━━━ Records for this task

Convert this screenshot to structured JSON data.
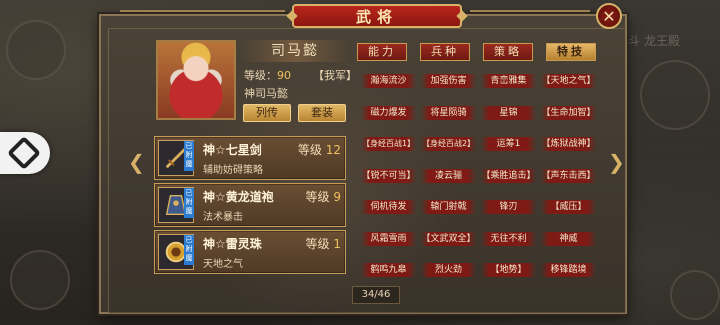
{
  "title": "武将",
  "close_label": "✕",
  "hero": {
    "name": "司马懿",
    "level_label": "等级：",
    "level_value": "90",
    "faction": "【我军】",
    "full_name": "神司马懿",
    "buttons": [
      "列传",
      "套装"
    ]
  },
  "equipment": [
    {
      "name": "神☆七星剑",
      "level_label": "等级",
      "level": "12",
      "desc": "辅助妨碍策略",
      "tag": "已附魔",
      "icon": "sword-icon"
    },
    {
      "name": "神☆黄龙道袍",
      "level_label": "等级",
      "level": "9",
      "desc": "法术暴击",
      "tag": "已附魔",
      "icon": "robe-icon"
    },
    {
      "name": "神☆雷灵珠",
      "level_label": "等级",
      "level": "1",
      "desc": "天地之气",
      "tag": "已附魔",
      "icon": "orb-icon"
    }
  ],
  "tabs": [
    "能力",
    "兵种",
    "策略",
    "特技"
  ],
  "active_tab": "特技",
  "skills": [
    [
      "瀚海流沙",
      "加强伤害",
      "青峦雅集",
      "【天地之气】"
    ],
    [
      "磁力爆发",
      "将星陨骑",
      "星锦",
      "【生命加智】"
    ],
    [
      "【身经百战1】",
      "【身经百战2】",
      "运筹1",
      "【炼狱战神】"
    ],
    [
      "【锐不可当】",
      "凌云骊",
      "【乘胜追击】",
      "【声东击西】"
    ],
    [
      "伺机待发",
      "辕门射戟",
      "锋刃",
      "【威压】"
    ],
    [
      "风霜雪雨",
      "【文武双全】",
      "无往不利",
      "神威"
    ],
    [
      "鹤鸣九皋",
      "烈火劲",
      "【地势】",
      "移锋踏境"
    ]
  ],
  "page": "34/46",
  "bg_text": "斗 龙王殿",
  "colors": {
    "accent_red": "#9a2a1e",
    "gold": "#d9b26a"
  }
}
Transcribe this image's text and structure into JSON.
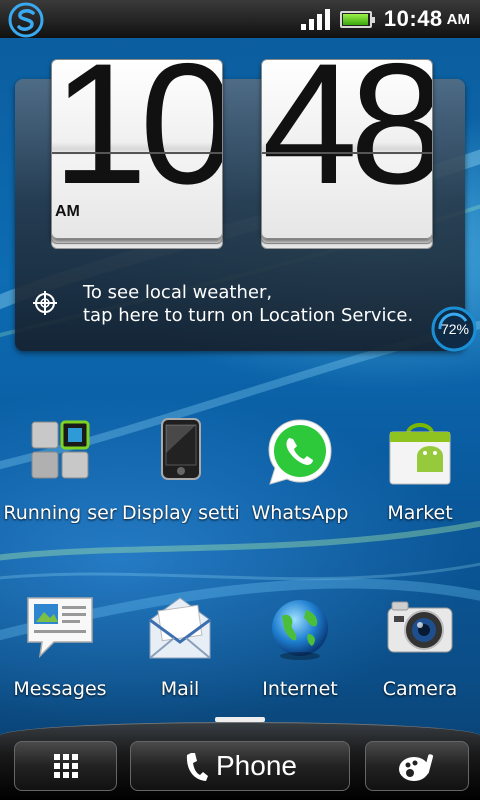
{
  "status_bar": {
    "time": "10:48",
    "ampm": "AM",
    "battery_level": 0.95,
    "signal_bars": 4
  },
  "clock_widget": {
    "hour": "10",
    "minute": "48",
    "ampm": "AM",
    "weather_line1": "To see local weather,",
    "weather_line2": "tap here to turn on Location Service.",
    "sync_percent": "72%"
  },
  "apps": [
    {
      "label": "Running ser",
      "icon": "running-services-icon"
    },
    {
      "label": "Display setti",
      "icon": "display-settings-icon"
    },
    {
      "label": "WhatsApp",
      "icon": "whatsapp-icon"
    },
    {
      "label": "Market",
      "icon": "market-icon"
    },
    {
      "label": "Messages",
      "icon": "messages-icon"
    },
    {
      "label": "Mail",
      "icon": "mail-icon"
    },
    {
      "label": "Internet",
      "icon": "internet-globe-icon"
    },
    {
      "label": "Camera",
      "icon": "camera-icon"
    }
  ],
  "dock": {
    "phone_label": "Phone"
  },
  "colors": {
    "accent": "#1a8fd6",
    "whatsapp_green": "#2ec93b",
    "wallpaper": "#0d6cb3"
  }
}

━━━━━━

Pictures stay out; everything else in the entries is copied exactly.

Expected answer:
Convert this screenshot to structured JSON data.
{
  "title": "武将",
  "close_label": "✕",
  "hero": {
    "name": "司马懿",
    "level_label": "等级：",
    "level_value": "90",
    "faction": "【我军】",
    "full_name": "神司马懿",
    "buttons": [
      "列传",
      "套装"
    ]
  },
  "equipment": [
    {
      "name": "神☆七星剑",
      "level_label": "等级",
      "level": "12",
      "desc": "辅助妨碍策略",
      "tag": "已附魔",
      "icon": "sword-icon"
    },
    {
      "name": "神☆黄龙道袍",
      "level_label": "等级",
      "level": "9",
      "desc": "法术暴击",
      "tag": "已附魔",
      "icon": "robe-icon"
    },
    {
      "name": "神☆雷灵珠",
      "level_label": "等级",
      "level": "1",
      "desc": "天地之气",
      "tag": "已附魔",
      "icon": "orb-icon"
    }
  ],
  "tabs": [
    "能力",
    "兵种",
    "策略",
    "特技"
  ],
  "active_tab": "特技",
  "skills": [
    [
      "瀚海流沙",
      "加强伤害",
      "青峦雅集",
      "【天地之气】"
    ],
    [
      "磁力爆发",
      "将星陨骑",
      "星锦",
      "【生命加智】"
    ],
    [
      "【身经百战1】",
      "【身经百战2】",
      "运筹1",
      "【炼狱战神】"
    ],
    [
      "【锐不可当】",
      "凌云骊",
      "【乘胜追击】",
      "【声东击西】"
    ],
    [
      "伺机待发",
      "辕门射戟",
      "锋刃",
      "【威压】"
    ],
    [
      "风霜雪雨",
      "【文武双全】",
      "无往不利",
      "神威"
    ],
    [
      "鹤鸣九皋",
      "烈火劲",
      "【地势】",
      "移锋踏境"
    ]
  ],
  "page": "34/46",
  "bg_text": "斗 龙王殿",
  "colors": {
    "accent_red": "#9a2a1e",
    "gold": "#d9b26a"
  }
}
Transcribe this image's text and structure into JSON.
{
  "status_bar": {
    "time": "10:48",
    "ampm": "AM",
    "battery_level": 0.95,
    "signal_bars": 4
  },
  "clock_widget": {
    "hour": "10",
    "minute": "48",
    "ampm": "AM",
    "weather_line1": "To see local weather,",
    "weather_line2": "tap here to turn on Location Service.",
    "sync_percent": "72%"
  },
  "apps": [
    {
      "label": "Running ser",
      "icon": "running-services-icon"
    },
    {
      "label": "Display setti",
      "icon": "display-settings-icon"
    },
    {
      "label": "WhatsApp",
      "icon": "whatsapp-icon"
    },
    {
      "label": "Market",
      "icon": "market-icon"
    },
    {
      "label": "Messages",
      "icon": "messages-icon"
    },
    {
      "label": "Mail",
      "icon": "mail-icon"
    },
    {
      "label": "Internet",
      "icon": "internet-globe-icon"
    },
    {
      "label": "Camera",
      "icon": "camera-icon"
    }
  ],
  "dock": {
    "phone_label": "Phone"
  },
  "colors": {
    "accent": "#1a8fd6",
    "whatsapp_green": "#2ec93b",
    "wallpaper": "#0d6cb3"
  }
}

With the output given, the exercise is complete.